“The four finalists were inspiring, with clear and compelling ideas for positive change in our sector,” said 2021 Future Thinker of the Year Meredith Dale, who was a judge at the event “This is a great opportunity for Eloise and all our Future Thinkers to connect, collaborate and build our growing community of Future Thinkers making positive change across Aotearoa.”
As the Future Thinker of the Year, Eloise won the chance to present and participate in events and speaking engagements, including the Sustainable Housing Summit.
Eloise, a self-proclaimed “green building enthusiast”, is passionate about designing more sustainable buildings, but believes the path to a greener New Zealand starts in the classroom.
“I believe we need to approach climate action more holistically by focusing on change through education, which in turn will foster inter-generational change.
“We have the knowledge and skills on how to design and build better for our people and planet. So, let’s teach our next generation of architects how to design and build this way, to prioritise kaitiakitanga (guardianship and protection of the environment).
“I am campaigning for this very change within my own university by involving myself in conversations about integrating sustainability and green building papers into core courses.”
In addition to her work on campus, Eloise carried out a research project with WSP consultancy and Victoria University which focused on helping schools implement behaviour actions that reduces their environmental impact and allows them to become carbon-neutral.
What the future entails
So, what will 2022’s Future Thinker of the Year focus on moving forward?
“I have always been passionate about holistic sustainability and, throughout the course of my degree, have started to direct this passion into sustainability within the built environment. I am interested in low carbon, low waste, prefabricated and passively designed buildings. I aim to delve further into the green building field next year when I complete my thesis.”
Under Construction has recently highlighted several research projects that green building enthusiasts might find interesting. . Earlier this year, a University of Canterbury study found that seaweed could be used in a new plasterboard product.

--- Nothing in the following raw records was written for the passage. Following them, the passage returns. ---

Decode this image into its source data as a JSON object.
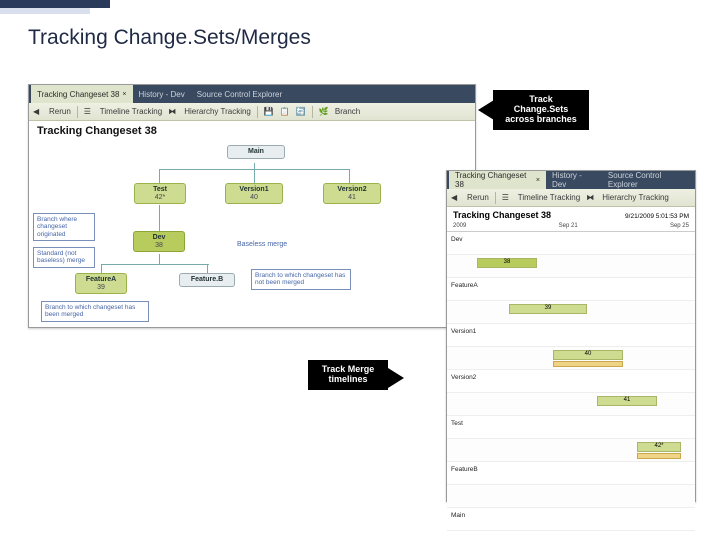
{
  "slide": {
    "title": "Tracking Change.Sets/Merges"
  },
  "panel1": {
    "tabs": [
      {
        "label": "Tracking Changeset 38"
      },
      {
        "label": "History - Dev"
      },
      {
        "label": "Source Control Explorer"
      }
    ],
    "toolbar": {
      "rerun": "Rerun",
      "timeline": "Timeline Tracking",
      "hierarchy": "Hierarchy Tracking",
      "branch": "Branch"
    },
    "title": "Tracking Changeset 38",
    "nodes": {
      "main": {
        "name": "Main",
        "val": ""
      },
      "test": {
        "name": "Test",
        "val": "42*"
      },
      "v1": {
        "name": "Version1",
        "val": "40"
      },
      "v2": {
        "name": "Version2",
        "val": "41"
      },
      "dev": {
        "name": "Dev",
        "val": "38"
      },
      "fa": {
        "name": "FeatureA",
        "val": "39"
      },
      "fb": {
        "name": "Feature.B",
        "val": ""
      }
    },
    "labels": {
      "baseless": "Baseless merge"
    },
    "callouts": {
      "origin": "Branch where changeset originated",
      "stdmerge": "Standard (not baseless) merge",
      "notmerged": "Branch to which changeset has not been merged",
      "merged": "Branch to which changeset has been merged"
    }
  },
  "panel2": {
    "tabs": [
      {
        "label": "Tracking Changeset 38"
      },
      {
        "label": "History - Dev"
      },
      {
        "label": "Source Control Explorer"
      }
    ],
    "toolbar": {
      "rerun": "Rerun",
      "timeline": "Timeline Tracking",
      "hierarchy": "Hierarchy Tracking"
    },
    "title": "Tracking Changeset 38",
    "daterange": {
      "year": "2009",
      "start": "Sep 21",
      "end": "Sep 25",
      "stamp": "9/21/2009 5:01:53 PM"
    },
    "rows": [
      {
        "label": "Dev",
        "bar": "38"
      },
      {
        "label": "FeatureA",
        "bar": "39"
      },
      {
        "label": "Version1",
        "bar": "40"
      },
      {
        "label": "Version2",
        "bar": "41"
      },
      {
        "label": "Test",
        "bar": "42*"
      },
      {
        "label": "FeatureB"
      },
      {
        "label": "Main"
      }
    ]
  },
  "annotations": {
    "a1": "Track Change.Sets across branches",
    "a2": "Track Merge timelines"
  }
}
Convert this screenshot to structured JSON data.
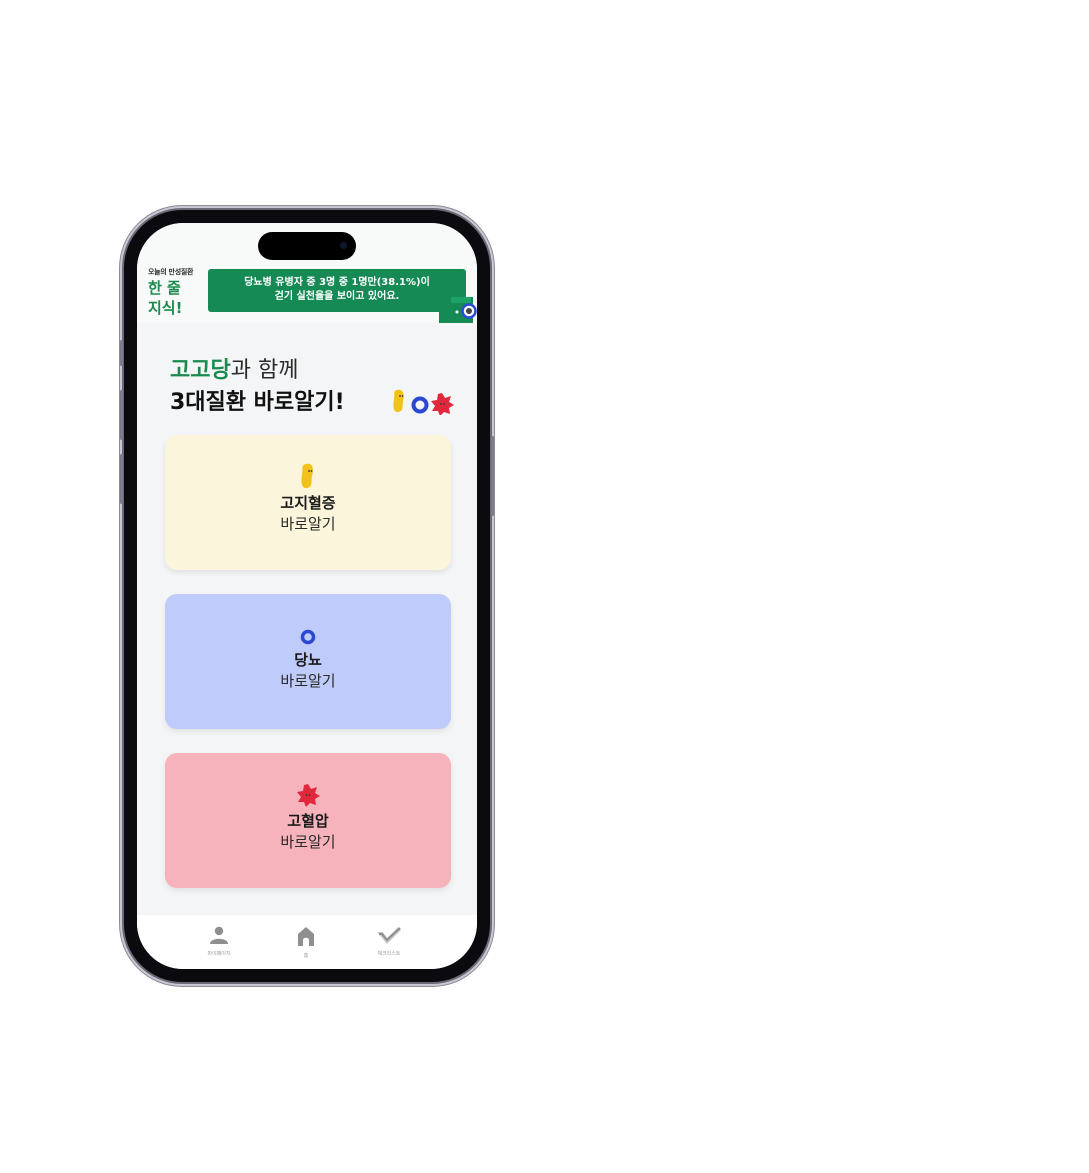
{
  "header": {
    "brand_small": "오늘의 만성질환",
    "brand_line1": "한 줄",
    "brand_line2": "지식!",
    "banner_line1": "당뇨병 유병자 중 3명 중 1명만(38.1%)이",
    "banner_line2": "걷기 실천율을 보이고 있어요."
  },
  "headline": {
    "accent": "고고당",
    "line1_rest": "과 함께",
    "line2": "3대질환 바로알기!"
  },
  "cards": [
    {
      "title": "고지혈증",
      "subtitle": "바로알기",
      "color": "#fbf5dc",
      "icon": "yellow-bean-icon"
    },
    {
      "title": "당뇨",
      "subtitle": "바로알기",
      "color": "#bfcbfa",
      "icon": "blue-ring-icon"
    },
    {
      "title": "고혈압",
      "subtitle": "바로알기",
      "color": "#f7b3bb",
      "icon": "red-star-icon"
    }
  ],
  "tabs": [
    {
      "label": "마이페이지",
      "icon": "person-icon"
    },
    {
      "label": "홈",
      "icon": "home-icon"
    },
    {
      "label": "체크리스트",
      "icon": "check-icon"
    }
  ],
  "colors": {
    "brand_green": "#168a55",
    "background": "#f4f5f7"
  }
}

Andy (Mihong) Park, a student at the university, won a $20,000 commercialisation award to continue research and development of his seaweed plasterboard.

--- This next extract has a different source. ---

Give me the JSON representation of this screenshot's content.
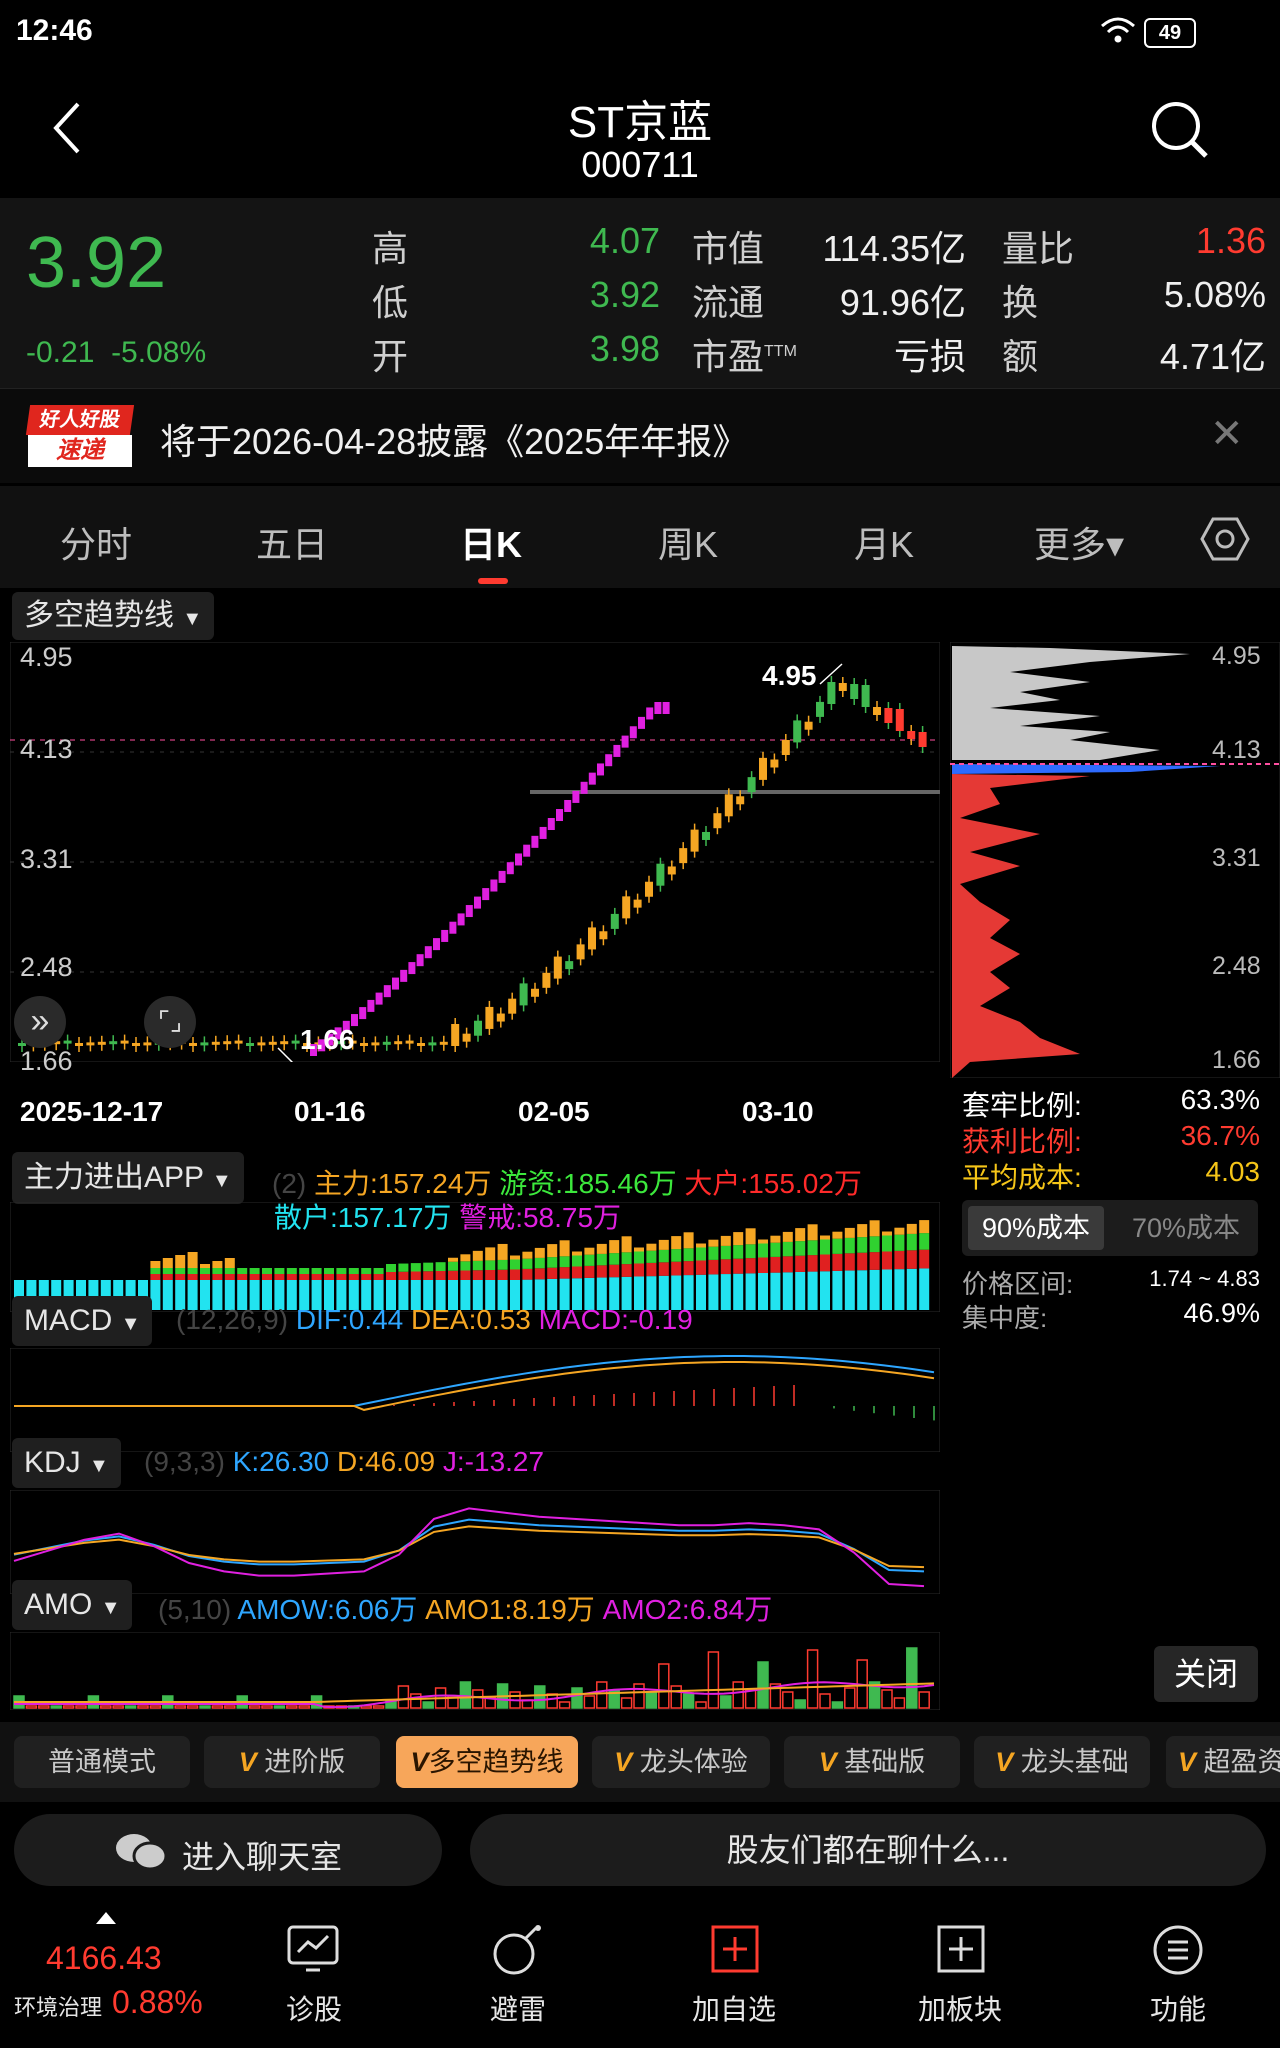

Meanwhile, research has began into the use of 3D printed concrete to create for sustainable buildings.